*** Record excerpts Section Begins ***

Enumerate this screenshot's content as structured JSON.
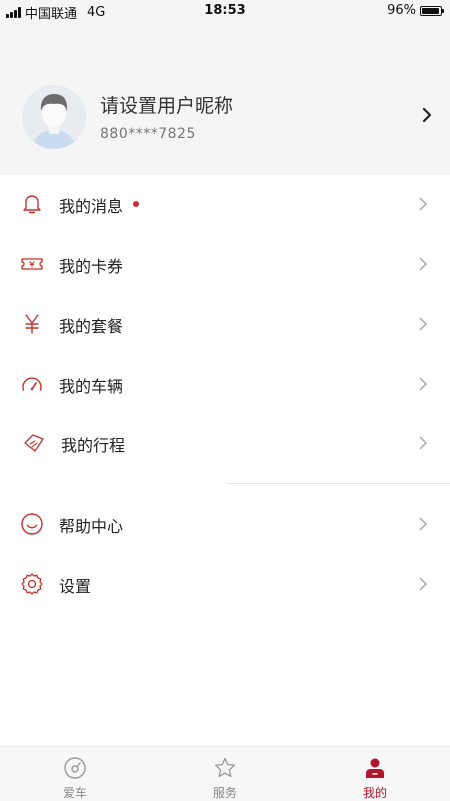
{
  "status_bar": {
    "carrier": "中国联通",
    "network": "4G",
    "time": "18:53",
    "battery": "96%",
    "battery_level": 0.96
  },
  "profile": {
    "nickname": "请设置用户昵称",
    "phone": "880****7825"
  },
  "menu": {
    "items": [
      {
        "label": "我的消息",
        "icon": "bell-icon",
        "has_dot": true
      },
      {
        "label": "我的卡券",
        "icon": "ticket-icon"
      },
      {
        "label": "我的套餐",
        "icon": "yen-icon"
      },
      {
        "label": "我的车辆",
        "icon": "speedometer-icon"
      },
      {
        "label": "我的行程",
        "icon": "route-tag-icon"
      },
      {
        "label": "帮助中心",
        "icon": "smile-icon"
      },
      {
        "label": "设置",
        "icon": "settings-gear-icon"
      }
    ]
  },
  "tabbar": {
    "tabs": [
      {
        "label": "爱车",
        "icon": "car-dial-icon"
      },
      {
        "label": "服务",
        "icon": "star-icon"
      },
      {
        "label": "我的",
        "icon": "person-icon",
        "active": true
      }
    ]
  },
  "colors": {
    "accent": "#b3162b",
    "icon_red": "#c8322e",
    "notification_dot": "#d12a2a",
    "header_bg": "#f5f5f5"
  }
}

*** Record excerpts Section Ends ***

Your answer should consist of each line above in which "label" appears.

        "label": "我的消息",
        "label": "我的卡券",
        "label": "我的套餐",
        "label": "我的车辆",
        "label": "我的行程",
        "label": "帮助中心",
        "label": "设置",
        "label": "爱车",
        "label": "服务",
        "label": "我的",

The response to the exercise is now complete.